Peter grew up in Upper Hutt, a small city 30km northwest of Wellington in New Zealand, and went on to attend Heretaunga College and Massey University. For the last three years, Peter spent most of his time based in London where he worked as Director of Animation at Fifty Nine Productions, creating animation for use in the projection design of stage productions. But his wanderlust meant that he was seldom tied down to any one place for long. At the time of his death, he was living in Madrid, but his recent travelog includes lengthy voyages to Cambodia, Vietnam and an 8,000 km, 149 day trip through Europe in 2009, on his trusty bike, Rose.
We first got to know Peter in March 2009, in the months leading up to that epic cycle trip when he answered an advert we placed in the trade press looking for an animator to work on a project celebrating the 125th Anniversary of the Metropolitan Opera, New York. The work that he produced for the show was breathtaking - a playful, beautiful, bravura interpretation of Chagal's painting, The Triumph of Music, set to the Overture to Mozart's Magic Flute, which wowed critics and left the audience speechless.

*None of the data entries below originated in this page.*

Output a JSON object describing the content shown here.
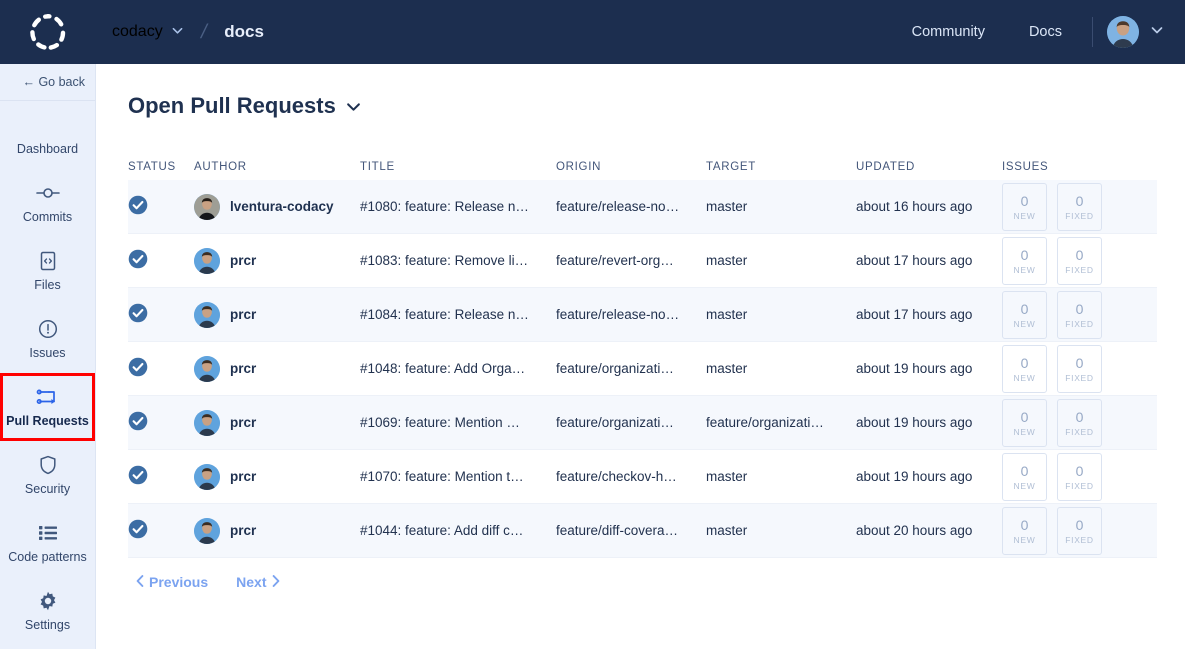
{
  "header": {
    "logo_icon": "codacy-dashed-circle-logo",
    "org": "codacy",
    "org_chevron_icon": "chevron-down-icon",
    "separator": "/",
    "repo": "docs",
    "nav": [
      {
        "label": "Community",
        "name": "community-link"
      },
      {
        "label": "Docs",
        "name": "docs-link"
      }
    ],
    "avatar_icon": "user-avatar",
    "avatar_chevron_icon": "chevron-down-icon"
  },
  "sidebar": {
    "go_back": "← Go back",
    "items": [
      {
        "label": "Dashboard",
        "icon": "chart-line-icon",
        "active": false
      },
      {
        "label": "Commits",
        "icon": "commit-node-icon",
        "active": false
      },
      {
        "label": "Files",
        "icon": "file-code-icon",
        "active": false
      },
      {
        "label": "Issues",
        "icon": "alert-circle-icon",
        "active": false
      },
      {
        "label": "Pull Requests",
        "icon": "git-branch-icon",
        "active": true
      },
      {
        "label": "Security",
        "icon": "shield-icon",
        "active": false
      },
      {
        "label": "Code patterns",
        "icon": "list-icon",
        "active": false
      },
      {
        "label": "Settings",
        "icon": "gear-icon",
        "active": false
      }
    ],
    "highlight_color": "#ff0000"
  },
  "main": {
    "title": "Open Pull Requests",
    "title_chevron_icon": "chevron-down-icon",
    "columns": {
      "status": "STATUS",
      "author": "AUTHOR",
      "title": "TITLE",
      "origin": "ORIGIN",
      "target": "TARGET",
      "updated": "UPDATED",
      "issues": "ISSUES"
    },
    "rows": [
      {
        "status_icon": "check-circle-icon",
        "author": "lventura-codacy",
        "title": "#1080: feature: Release n…",
        "origin": "feature/release-no…",
        "target": "master",
        "updated": "about 16 hours ago",
        "new_count": "0",
        "new_label": "NEW",
        "fixed_count": "0",
        "fixed_label": "FIXED"
      },
      {
        "status_icon": "check-circle-icon",
        "author": "prcr",
        "title": "#1083: feature: Remove li…",
        "origin": "feature/revert-org…",
        "target": "master",
        "updated": "about 17 hours ago",
        "new_count": "0",
        "new_label": "NEW",
        "fixed_count": "0",
        "fixed_label": "FIXED"
      },
      {
        "status_icon": "check-circle-icon",
        "author": "prcr",
        "title": "#1084: feature: Release n…",
        "origin": "feature/release-no…",
        "target": "master",
        "updated": "about 17 hours ago",
        "new_count": "0",
        "new_label": "NEW",
        "fixed_count": "0",
        "fixed_label": "FIXED"
      },
      {
        "status_icon": "check-circle-icon",
        "author": "prcr",
        "title": "#1048: feature: Add Orga…",
        "origin": "feature/organizati…",
        "target": "master",
        "updated": "about 19 hours ago",
        "new_count": "0",
        "new_label": "NEW",
        "fixed_count": "0",
        "fixed_label": "FIXED"
      },
      {
        "status_icon": "check-circle-icon",
        "author": "prcr",
        "title": "#1069: feature: Mention …",
        "origin": "feature/organizati…",
        "target": "feature/organizati…",
        "updated": "about 19 hours ago",
        "new_count": "0",
        "new_label": "NEW",
        "fixed_count": "0",
        "fixed_label": "FIXED"
      },
      {
        "status_icon": "check-circle-icon",
        "author": "prcr",
        "title": "#1070: feature: Mention t…",
        "origin": "feature/checkov-h…",
        "target": "master",
        "updated": "about 19 hours ago",
        "new_count": "0",
        "new_label": "NEW",
        "fixed_count": "0",
        "fixed_label": "FIXED"
      },
      {
        "status_icon": "check-circle-icon",
        "author": "prcr",
        "title": "#1044: feature: Add diff c…",
        "origin": "feature/diff-covera…",
        "target": "master",
        "updated": "about 20 hours ago",
        "new_count": "0",
        "new_label": "NEW",
        "fixed_count": "0",
        "fixed_label": "FIXED"
      }
    ],
    "pagination": {
      "previous": "Previous",
      "next": "Next",
      "prev_icon": "chevron-left-icon",
      "next_icon": "chevron-right-icon"
    }
  },
  "colors": {
    "header_bg": "#1c2e4f",
    "sidebar_bg": "#eaf0fb",
    "status_blue": "#3b6ea5",
    "link_blue": "#7ba3f0",
    "highlight_red": "#ff0000"
  }
}
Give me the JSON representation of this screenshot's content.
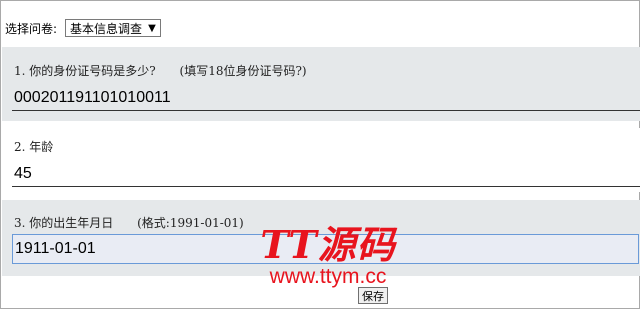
{
  "survey_selector": {
    "label": "选择问卷:",
    "selected": "基本信息调查"
  },
  "questions": [
    {
      "number": "1.",
      "text": "你的身份证号码是多少?",
      "hint": "(填写18位身份证号码?)",
      "answer": "000201191101010011"
    },
    {
      "number": "2.",
      "text": "年龄",
      "hint": "",
      "answer": "45"
    },
    {
      "number": "3.",
      "text": "你的出生年月日",
      "hint": "(格式:1991-01-01)",
      "answer": "1911-01-01"
    }
  ],
  "watermark": {
    "logo": "TT源码",
    "url": "www.ttym.cc"
  },
  "save_button": "保存",
  "colors": {
    "section_bg": "#e5e8ea",
    "focus_border": "#6a9ad8",
    "watermark": "#e8141e"
  }
}
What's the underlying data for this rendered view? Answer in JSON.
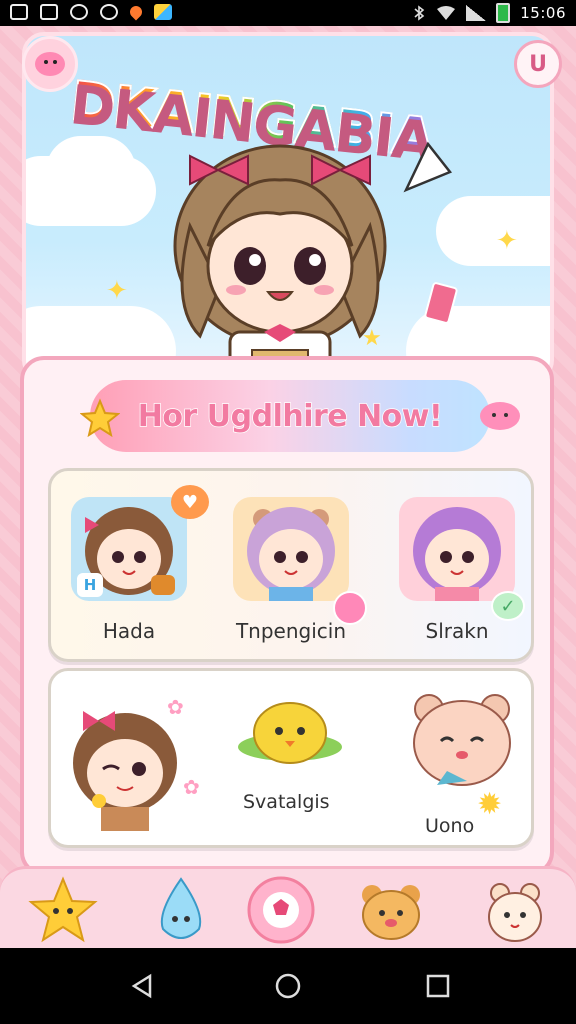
{
  "status_bar": {
    "time": "15:06",
    "left_icons": [
      "image-icon",
      "image-icon",
      "shield-icon",
      "sync-icon",
      "app-notification-icon",
      "app-notification-icon"
    ],
    "right_icons": [
      "bluetooth-icon",
      "wifi-icon",
      "signal-icon",
      "battery-icon"
    ]
  },
  "header": {
    "logo_text": "DKAINGABIA",
    "right_button_label": "U"
  },
  "banner": {
    "title": "Hor Ugdlhire Now!"
  },
  "row1": [
    {
      "name": "Hada",
      "hair": "#8a5a3a",
      "bg": "#bfe4f6",
      "badge": "speech"
    },
    {
      "name": "Tnpengicin",
      "hair": "#c9a3d8",
      "bg": "#fde2b8",
      "badge": "heart"
    },
    {
      "name": "Slrakn",
      "hair": "#b57bd6",
      "bg": "#ffd0da",
      "badge": "check"
    }
  ],
  "row2": [
    {
      "name": "",
      "kind": "girl-wink"
    },
    {
      "name": "Svatalgis",
      "kind": "yellow-bird"
    },
    {
      "name": "Uono",
      "kind": "pink-bear"
    }
  ],
  "tag_label": "H",
  "dock": [
    "star-icon",
    "droplet-icon",
    "flower-icon",
    "bear-icon",
    "bunny-icon"
  ],
  "colors": {
    "accent": "#f27aa1",
    "frame": "#f3a7bd"
  }
}
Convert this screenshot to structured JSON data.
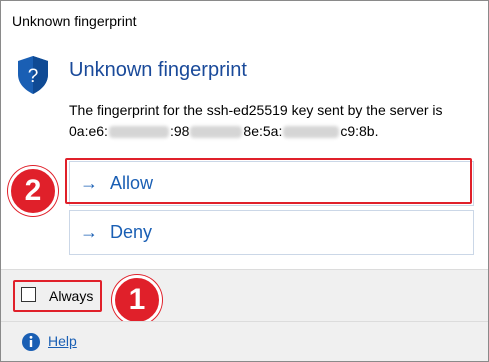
{
  "window": {
    "title": "Unknown fingerprint"
  },
  "header": {
    "heading": "Unknown fingerprint",
    "icon": "shield-question-icon"
  },
  "message": {
    "line1": "The fingerprint for the ssh-ed25519 key sent by the server is",
    "fp_part1": "0a:e6:",
    "fp_part2": ":98",
    "fp_part3": "8e:5a:",
    "fp_part4": "c9:8b."
  },
  "commands": {
    "allow": {
      "arrow": "→",
      "label": "Allow"
    },
    "deny": {
      "arrow": "→",
      "label": "Deny"
    }
  },
  "footer": {
    "checkbox_label": "Always",
    "checked": false
  },
  "help": {
    "label": "Help",
    "icon": "info-icon"
  },
  "annotations": {
    "badge_allow": "2",
    "badge_always": "1"
  },
  "colors": {
    "accent": "#1a5fb4",
    "heading": "#1a4a9a",
    "highlight": "#e0202a",
    "footer_bg": "#f0f0f0"
  }
}
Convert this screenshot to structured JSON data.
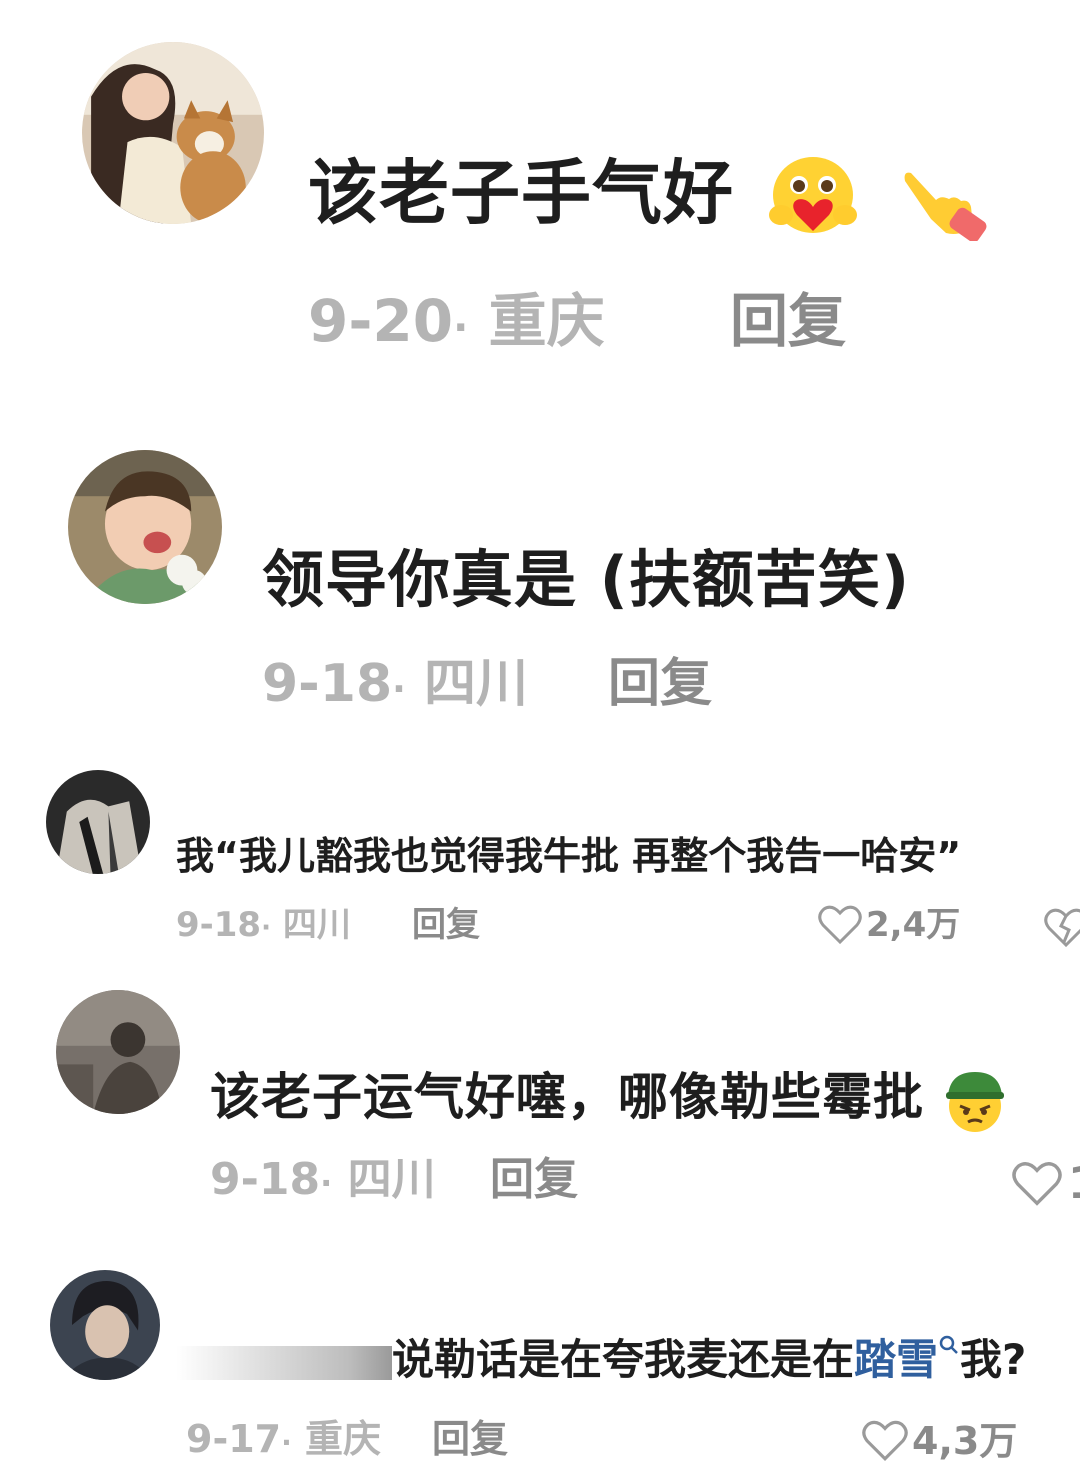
{
  "comments": [
    {
      "text": "该老子手气好",
      "emojis": [
        "heart-hug-emoji",
        "pointing-hand-emoji"
      ],
      "date": "9-20",
      "location": "重庆",
      "reply_label": "回复"
    },
    {
      "text": "领导你真是 (扶额苦笑)",
      "date": "9-18",
      "location": "四川",
      "reply_label": "回复"
    },
    {
      "text": "我“我儿豁我也觉得我牛批 再整个我告一哈安”",
      "date": "9-18",
      "location": "四川",
      "reply_label": "回复",
      "likes": "2,4万"
    },
    {
      "text": "该老子运气好噻，哪像勒些霉批",
      "emojis": [
        "soldier-face-emoji"
      ],
      "date": "9-18",
      "location": "四川",
      "reply_label": "回复",
      "likes": "1"
    },
    {
      "text_prefix": "说勒话是在夸我麦还是在",
      "text_link": "踏雪",
      "text_suffix": "我?",
      "date": "9-17",
      "location": "重庆",
      "reply_label": "回复",
      "likes": "4,3万"
    }
  ],
  "meta_separator": "·",
  "colors": {
    "text": "#1e1e1e",
    "meta": "#b4b4b4",
    "reply": "#8a8a8a",
    "link": "#2f5f9e"
  },
  "icons": [
    "heart-outline-icon",
    "search-small-icon"
  ]
}
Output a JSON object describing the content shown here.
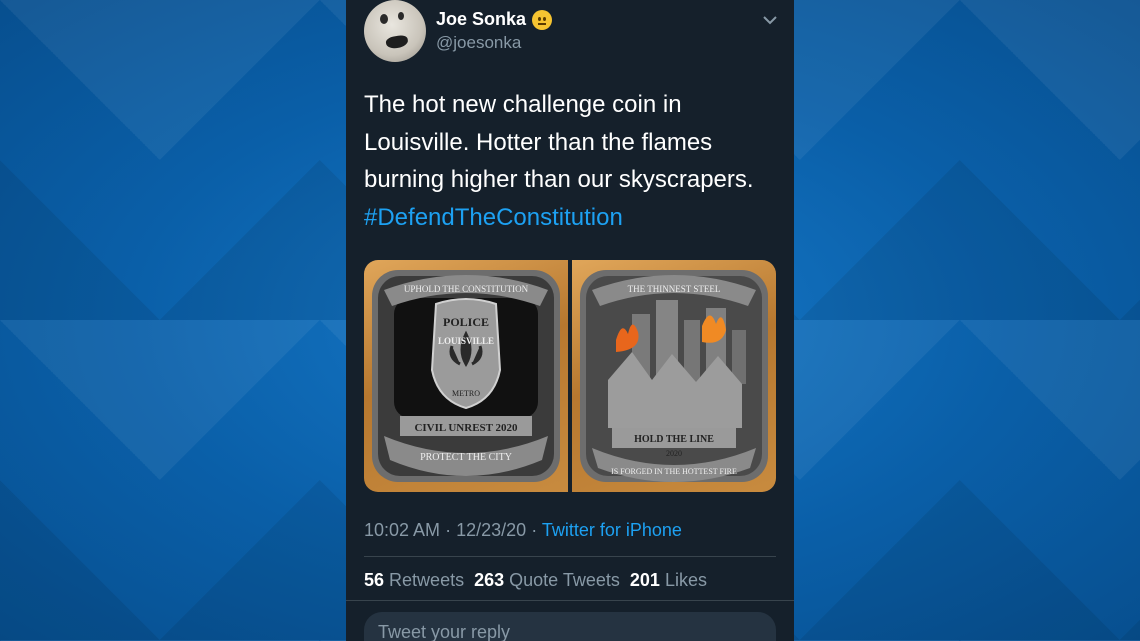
{
  "tweet": {
    "display_name": "Joe Sonka",
    "handle": "@joesonka",
    "text_line1": "The hot new challenge coin in",
    "text_line2": "Louisville. Hotter than the flames",
    "text_line3": "burning higher than our skyscrapers.",
    "hashtag": "#DefendTheConstitution",
    "time": "10:02 AM",
    "date": "12/23/20",
    "source": "Twitter for iPhone",
    "retweets_count": "56",
    "retweets_label": "Retweets",
    "quote_count": "263",
    "quote_label": "Quote Tweets",
    "likes_count": "201",
    "likes_label": "Likes",
    "reply_placeholder": "Tweet your reply"
  },
  "coin_left": {
    "top_text": "UPHOLD THE CONSTITUTION",
    "badge_top": "POLICE",
    "badge_mid": "LOUISVILLE",
    "badge_bottom": "METRO",
    "ribbon": "CIVIL UNREST 2020",
    "bottom_text": "PROTECT THE CITY"
  },
  "coin_right": {
    "top_text": "THE THINNEST STEEL",
    "ribbon": "HOLD THE LINE",
    "year": "2020",
    "bottom_text": "IS FORGED IN THE HOTTEST FIRE"
  },
  "colors": {
    "panel": "#15202b",
    "link": "#1da1f2",
    "muted": "#8899a6",
    "background": "#0a5fa8"
  }
}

Peter went on to work on numerous projects with us over the following few years, but he always did so on his terms, frequently working on his laptop from whichever city he was calling his home at the time. He picked and chose from the projects that we offered to him very carefully, as he was obviously (and often infuriatingly) an artist with great integrity. Money was of little interest to him, so tempting him to work on something was always a case of making sure that the piece itself was creatively engaging, rather than particularly lucrative. He never failed to amaze us with his painstaking attention to detail, his technical ingenuity and his visual flair. When talking proudly about him to other colleagues and friends, we frequently and accurately apply the word 'genius'.
His outstanding talent was globally showcased in the work that he created for Icelandic singer Jónsi, of Sigur Rós fame's live show which toured the world last year and was described by The Guardian as 'staggering'. His animated animals - armies of ants, prowling wolves and soaring birds helped create an atmosphere of magic, which was some how run through with the same sense of hope, optimism and joy that often seemed to surround Peter.
In sharing our memories of Peter with friends who were lucky enough to know him, it is striking how strong and varied an impression that he made on people: to some he was known as an adventurer, a traveller with an insatiable passion for new experiences, to others, an artist of international repute with a list of credits that included work for The Lincoln Center Theatre's War Horse, The Metropolitan Opera House, The Royal Opera House and The English National Opera. Despite this, there is one quality which is remarked upon by everyone who knew Peter: and that is that he absolutely epitomised the notion of joie de vivre. He lived life at maximum capacity, and packed more in to his tragically short life than many people manage given three times the time.
It is telling that it has been difficult to work out where to hold a memorial service for Peter as he was loved the world over. He was able to make himself - and everyone he met - feel at home, wherever he was.